Information provided below:
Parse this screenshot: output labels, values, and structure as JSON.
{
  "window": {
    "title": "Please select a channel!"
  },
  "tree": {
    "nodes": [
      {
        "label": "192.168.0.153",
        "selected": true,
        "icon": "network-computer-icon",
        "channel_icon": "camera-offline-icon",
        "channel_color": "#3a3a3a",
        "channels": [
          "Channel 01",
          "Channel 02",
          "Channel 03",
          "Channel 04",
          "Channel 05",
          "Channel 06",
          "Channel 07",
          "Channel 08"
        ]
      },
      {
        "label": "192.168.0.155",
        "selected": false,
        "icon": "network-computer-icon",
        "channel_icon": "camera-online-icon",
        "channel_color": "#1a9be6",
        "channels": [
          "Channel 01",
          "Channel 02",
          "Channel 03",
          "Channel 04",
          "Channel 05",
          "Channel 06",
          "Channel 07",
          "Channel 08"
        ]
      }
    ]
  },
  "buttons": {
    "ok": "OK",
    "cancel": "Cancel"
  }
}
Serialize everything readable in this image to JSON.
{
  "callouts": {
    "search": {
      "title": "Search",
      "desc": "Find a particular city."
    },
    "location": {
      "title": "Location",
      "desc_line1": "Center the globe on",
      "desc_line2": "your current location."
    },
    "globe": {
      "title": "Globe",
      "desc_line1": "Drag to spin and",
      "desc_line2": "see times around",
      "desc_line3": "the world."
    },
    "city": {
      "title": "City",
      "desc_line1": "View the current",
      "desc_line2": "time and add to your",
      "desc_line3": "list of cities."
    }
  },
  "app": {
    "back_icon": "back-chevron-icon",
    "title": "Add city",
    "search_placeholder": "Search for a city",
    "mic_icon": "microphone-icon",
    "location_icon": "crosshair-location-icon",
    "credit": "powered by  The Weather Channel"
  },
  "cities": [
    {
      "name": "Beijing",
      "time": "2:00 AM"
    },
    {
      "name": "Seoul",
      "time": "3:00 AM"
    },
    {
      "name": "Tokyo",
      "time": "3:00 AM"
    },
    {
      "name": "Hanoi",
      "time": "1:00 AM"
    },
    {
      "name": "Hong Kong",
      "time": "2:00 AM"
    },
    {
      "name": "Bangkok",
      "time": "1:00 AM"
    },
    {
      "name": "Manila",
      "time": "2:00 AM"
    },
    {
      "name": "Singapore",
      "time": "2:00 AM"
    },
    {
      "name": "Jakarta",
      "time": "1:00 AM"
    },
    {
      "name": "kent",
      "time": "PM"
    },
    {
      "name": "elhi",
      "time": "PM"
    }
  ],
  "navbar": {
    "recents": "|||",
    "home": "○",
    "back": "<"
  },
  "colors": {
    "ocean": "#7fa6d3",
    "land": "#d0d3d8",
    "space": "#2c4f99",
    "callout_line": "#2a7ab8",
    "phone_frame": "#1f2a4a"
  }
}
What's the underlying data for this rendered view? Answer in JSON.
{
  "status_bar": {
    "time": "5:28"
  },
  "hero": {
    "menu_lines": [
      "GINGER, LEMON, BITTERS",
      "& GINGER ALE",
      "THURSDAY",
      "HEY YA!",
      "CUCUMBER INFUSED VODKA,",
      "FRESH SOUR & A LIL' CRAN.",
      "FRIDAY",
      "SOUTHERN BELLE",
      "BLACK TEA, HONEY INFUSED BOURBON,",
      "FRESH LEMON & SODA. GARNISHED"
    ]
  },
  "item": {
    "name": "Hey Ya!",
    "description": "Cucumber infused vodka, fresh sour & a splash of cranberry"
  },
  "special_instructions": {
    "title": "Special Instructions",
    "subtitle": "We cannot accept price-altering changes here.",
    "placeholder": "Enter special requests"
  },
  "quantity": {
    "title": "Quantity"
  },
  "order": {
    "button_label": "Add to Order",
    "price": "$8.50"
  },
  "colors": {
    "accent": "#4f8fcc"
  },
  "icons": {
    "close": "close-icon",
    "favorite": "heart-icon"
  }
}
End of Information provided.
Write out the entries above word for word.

Parse this screenshot: output labels, values, and structure as JSON.
{
  "window": {
    "title": "Please select a channel!"
  },
  "tree": {
    "nodes": [
      {
        "label": "192.168.0.153",
        "selected": true,
        "icon": "network-computer-icon",
        "channel_icon": "camera-offline-icon",
        "channel_color": "#3a3a3a",
        "channels": [
          "Channel 01",
          "Channel 02",
          "Channel 03",
          "Channel 04",
          "Channel 05",
          "Channel 06",
          "Channel 07",
          "Channel 08"
        ]
      },
      {
        "label": "192.168.0.155",
        "selected": false,
        "icon": "network-computer-icon",
        "channel_icon": "camera-online-icon",
        "channel_color": "#1a9be6",
        "channels": [
          "Channel 01",
          "Channel 02",
          "Channel 03",
          "Channel 04",
          "Channel 05",
          "Channel 06",
          "Channel 07",
          "Channel 08"
        ]
      }
    ]
  },
  "buttons": {
    "ok": "OK",
    "cancel": "Cancel"
  }
}
Serialize everything readable in this image to JSON.
{
  "callouts": {
    "search": {
      "title": "Search",
      "desc": "Find a particular city."
    },
    "location": {
      "title": "Location",
      "desc_line1": "Center the globe on",
      "desc_line2": "your current location."
    },
    "globe": {
      "title": "Globe",
      "desc_line1": "Drag to spin and",
      "desc_line2": "see times around",
      "desc_line3": "the world."
    },
    "city": {
      "title": "City",
      "desc_line1": "View the current",
      "desc_line2": "time and add to your",
      "desc_line3": "list of cities."
    }
  },
  "app": {
    "back_icon": "back-chevron-icon",
    "title": "Add city",
    "search_placeholder": "Search for a city",
    "mic_icon": "microphone-icon",
    "location_icon": "crosshair-location-icon",
    "credit": "powered by  The Weather Channel"
  },
  "cities": [
    {
      "name": "Beijing",
      "time": "2:00 AM"
    },
    {
      "name": "Seoul",
      "time": "3:00 AM"
    },
    {
      "name": "Tokyo",
      "time": "3:00 AM"
    },
    {
      "name": "Hanoi",
      "time": "1:00 AM"
    },
    {
      "name": "Hong Kong",
      "time": "2:00 AM"
    },
    {
      "name": "Bangkok",
      "time": "1:00 AM"
    },
    {
      "name": "Manila",
      "time": "2:00 AM"
    },
    {
      "name": "Singapore",
      "time": "2:00 AM"
    },
    {
      "name": "Jakarta",
      "time": "1:00 AM"
    },
    {
      "name": "kent",
      "time": "PM"
    },
    {
      "name": "elhi",
      "time": "PM"
    }
  ],
  "navbar": {
    "recents": "|||",
    "home": "○",
    "back": "<"
  },
  "colors": {
    "ocean": "#7fa6d3",
    "land": "#d0d3d8",
    "space": "#2c4f99",
    "callout_line": "#2a7ab8",
    "phone_frame": "#1f2a4a"
  }
}
What's the underlying data for this rendered view? Answer in JSON.
{
  "status_bar": {
    "time": "5:28"
  },
  "hero": {
    "menu_lines": [
      "GINGER, LEMON, BITTERS",
      "& GINGER ALE",
      "THURSDAY",
      "HEY YA!",
      "CUCUMBER INFUSED VODKA,",
      "FRESH SOUR & A LIL' CRAN.",
      "FRIDAY",
      "SOUTHERN BELLE",
      "BLACK TEA, HONEY INFUSED BOURBON,",
      "FRESH LEMON & SODA. GARNISHED"
    ]
  },
  "item": {
    "name": "Hey Ya!",
    "description": "Cucumber infused vodka, fresh sour & a splash of cranberry"
  },
  "special_instructions": {
    "title": "Special Instructions",
    "subtitle": "We cannot accept price-altering changes here.",
    "placeholder": "Enter special requests"
  },
  "quantity": {
    "title": "Quantity"
  },
  "order": {
    "button_label": "Add to Order",
    "price": "$8.50"
  },
  "colors": {
    "accent": "#4f8fcc"
  },
  "icons": {
    "close": "close-icon",
    "favorite": "heart-icon"
  }
}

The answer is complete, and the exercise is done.